Friends of the secretive founder of WikiLeaks, the website behind the biggest leak of United States military documents in history, claimed yesterday that he was the victim of a smear campaign after prosecutors withdrew a warrant for his arrest in connection with rape and molestation allegations.

On Saturday a spokeswoman for the Swedish prosecutors office in Stockholm confirmed that an arrest warrant for Julian Assange had been issued and urged him to "contact police so that he can be confronted with the suspicions".

According to Expressen, the Swedish newspaper, the 39-year-old Australian had been wanted in connection with two separate incidents. The first involved a woman from Stockholm who said he had molested her. The second involved a woman from Enkoping, a town about an hour's drive west of Stockholm, who had accused Assange of rape. The warrant was later withdrawn.

Assange, who has no known addressand spends much of his time travellingto ensure a low profile, had earlier deniedthe charges on WikiLeaks' Twitter page, saying they "are without basis and theirissue at this moment is deeply disturbing".

Assange's online supporters were quick to point the finger at US intelligence agencies. Typical tweets included: "America will silence you one way or another." Another asked: "Can't you spooks frame up with something more original?"

Gavin MacFadyen, director of the Centre for Investigative Journalism, and a friend of Assange, said: "A lot of us who had any notion of what he was doing expected this sort of thing to happen at least a week ago. I'm amazed it has taken them this long to get it together. This is how smears work.

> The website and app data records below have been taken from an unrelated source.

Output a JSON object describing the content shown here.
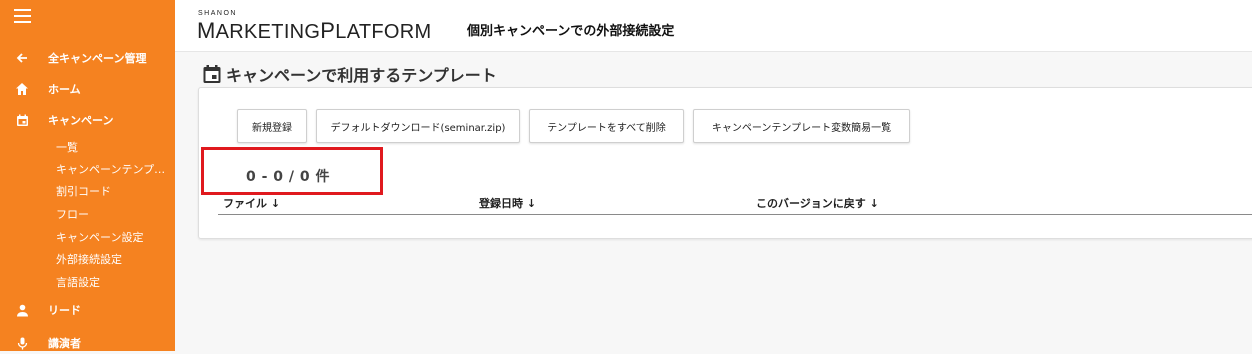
{
  "sidebar": {
    "back_label": "全キャンペーン管理",
    "home_label": "ホーム",
    "campaign_label": "キャンペーン",
    "sub_items": [
      "一覧",
      "キャンペーンテンプ…",
      "割引コード",
      "フロー",
      "キャンペーン設定",
      "外部接続設定",
      "言語設定"
    ],
    "lead_label": "リード",
    "speaker_label": "講演者"
  },
  "header": {
    "logo_top": "SHANON",
    "logo_m": "M",
    "logo_arketing": "ARKETING",
    "logo_p": "P",
    "logo_latform": "LATFORM",
    "page_title": "個別キャンペーンでの外部接続設定"
  },
  "section": {
    "title": "キャンペーンで利用するテンプレート"
  },
  "toolbar": {
    "new_label": "新規登録",
    "download_label": "デフォルトダウンロード(seminar.zip)",
    "delete_all_label": "テンプレートをすべて削除",
    "var_list_label": "キャンペーンテンプレート変数簡易一覧"
  },
  "pagination": {
    "count_text": "0 - 0 / 0 件"
  },
  "table": {
    "columns": [
      "ファイル ↓",
      "登録日時 ↓",
      "このバージョンに戻す ↓"
    ]
  },
  "colors": {
    "sidebar_bg": "#f58220",
    "highlight": "#e0191e"
  }
}
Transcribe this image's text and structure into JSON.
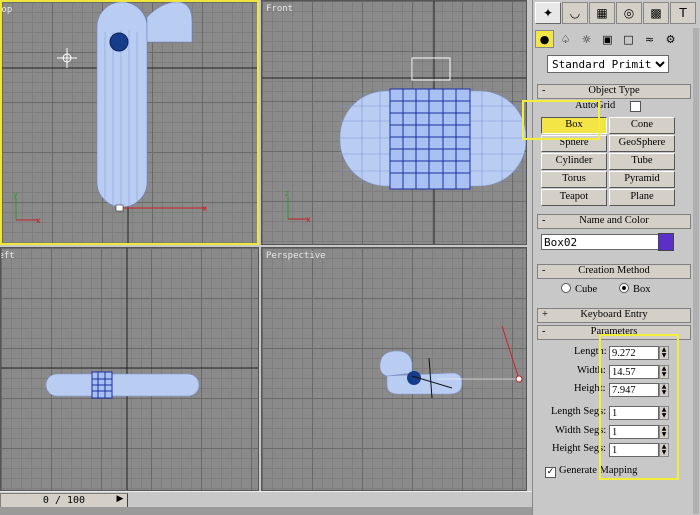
{
  "viewports": {
    "top": {
      "label": "Top"
    },
    "front": {
      "label": "Front"
    },
    "left": {
      "label": "Left"
    },
    "perspective": {
      "label": "Perspective"
    }
  },
  "timeline": {
    "frame": "0 / 100",
    "next_icon": "chevron-right-icon"
  },
  "panel": {
    "tabs": [
      {
        "name": "create",
        "icon": "cursor-star-icon"
      },
      {
        "name": "modify",
        "icon": "modify-arc-icon"
      },
      {
        "name": "hierarchy",
        "icon": "hierarchy-icon"
      },
      {
        "name": "motion",
        "icon": "motion-icon"
      },
      {
        "name": "display",
        "icon": "display-icon"
      },
      {
        "name": "utilities",
        "icon": "hammer-icon"
      }
    ],
    "categories": [
      "geometry-icon",
      "shapes-icon",
      "lights-icon",
      "cameras-icon",
      "helpers-icon",
      "spacewarps-icon",
      "systems-icon"
    ],
    "dropdown": {
      "value": "Standard Primitiv"
    },
    "object_type": {
      "title": "Object Type",
      "autogrid": "AutoGrid",
      "buttons": [
        "Box",
        "Cone",
        "Sphere",
        "GeoSphere",
        "Cylinder",
        "Tube",
        "Torus",
        "Pyramid",
        "Teapot",
        "Plane"
      ],
      "selected": "Box"
    },
    "name_color": {
      "title": "Name and Color",
      "name": "Box02",
      "color": "#5c2fc8"
    },
    "creation_method": {
      "title": "Creation Method",
      "cube": "Cube",
      "box": "Box",
      "selected": "Box"
    },
    "keyboard_entry": {
      "title": "Keyboard Entry"
    },
    "parameters": {
      "title": "Parameters",
      "length_label": "Length:",
      "length": "9.272",
      "width_label": "Width:",
      "width": "14.57",
      "height_label": "Height:",
      "height": "7.947",
      "length_segs_label": "Length Segs:",
      "length_segs": "1",
      "width_segs_label": "Width Segs:",
      "width_segs": "1",
      "height_segs_label": "Height Segs:",
      "height_segs": "1",
      "generate_mapping": "Generate Mapping",
      "generate_mapping_checked": true
    }
  },
  "colors": {
    "viewport_bg": "#8a8a8a",
    "active_border": "#f0e63a",
    "wire_light": "#b9cdf3",
    "wire_dark": "#1a2fa0",
    "highlight": "#f3e545"
  }
}
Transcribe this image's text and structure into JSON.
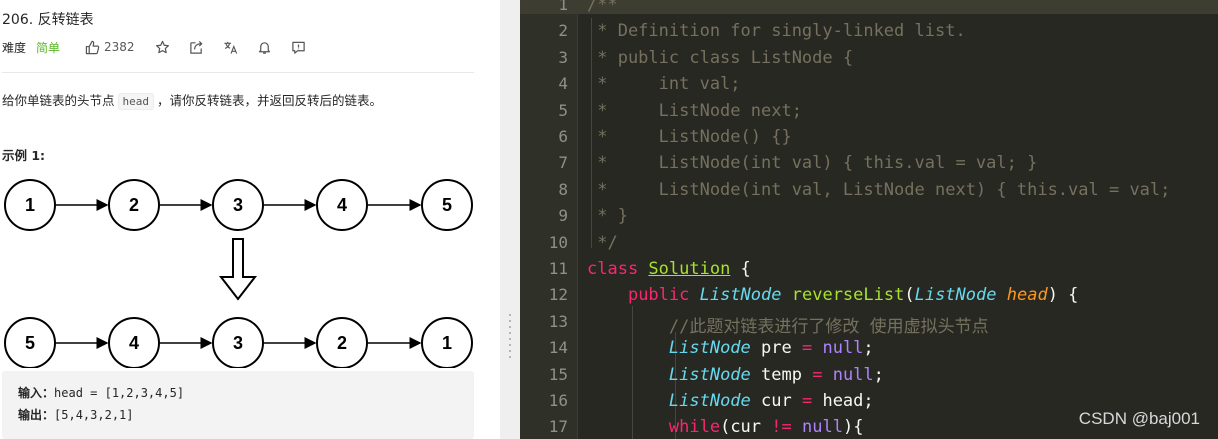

"The charges are made and then withdrawn and the damage is done."

WikiLeaks has courted controversy since July when it posted 77,000 Afghanistan war documents online, leading to claims it had put the lives of troops and security sources at risk. Assange had been in Sweden to oversee the release of thousands more classified documents relating to US military operations. Last week he said that his website was set to publish a final batch of 15,000 documents on the war in Afghanistan in "a couple of weeks".

"It seems an unusual time to embark on a career of multiple rape," said Guardian journalist David Leigh, who has worked closely with Assange over the recent WikiLeaks Afghan documents. "He certainly didn't come across as a violent man, not in the least.

"Julian was clearly preparing to release more sensitive documents, which is what he was doing in Sweden, and he had also been working with Swedish television on a project. What effect this may have on that remains to be seen."

There is speculation that WikiLeaks has a secret code that would decrypt a massive "insurance file" on its site whose contents are the subject of frenzied speculation. The file dwarfs the size of all the other files on the WikiLeaks Afghanistan page combined, prompting claims that it contains a huge amount of top secret material. But sceptics believe the file may simply be an elaborate bluff and that it contains nothing revelatory.

Last week Assange further stoked the flames of controversy when he claimed that the Pentagon was ready to talk to WikiLeaks about its unreleased documents. A Pentagon spokesman said a phone call had been arranged with the WikiLeaks lawyer but no conversation had taken place. He denied that the Pentagon was willing to co-operate with WikiLeaks.

US media reported that federal prosecutors were looking at possible criminal charges against WikiLeaks for releasing the confidential military documents. The Wall Street Journal claimed that the US Defence and the Justice Departments were exploring legal options for prosecuting Assange and others on grounds that they encouraged the theft of US Government property.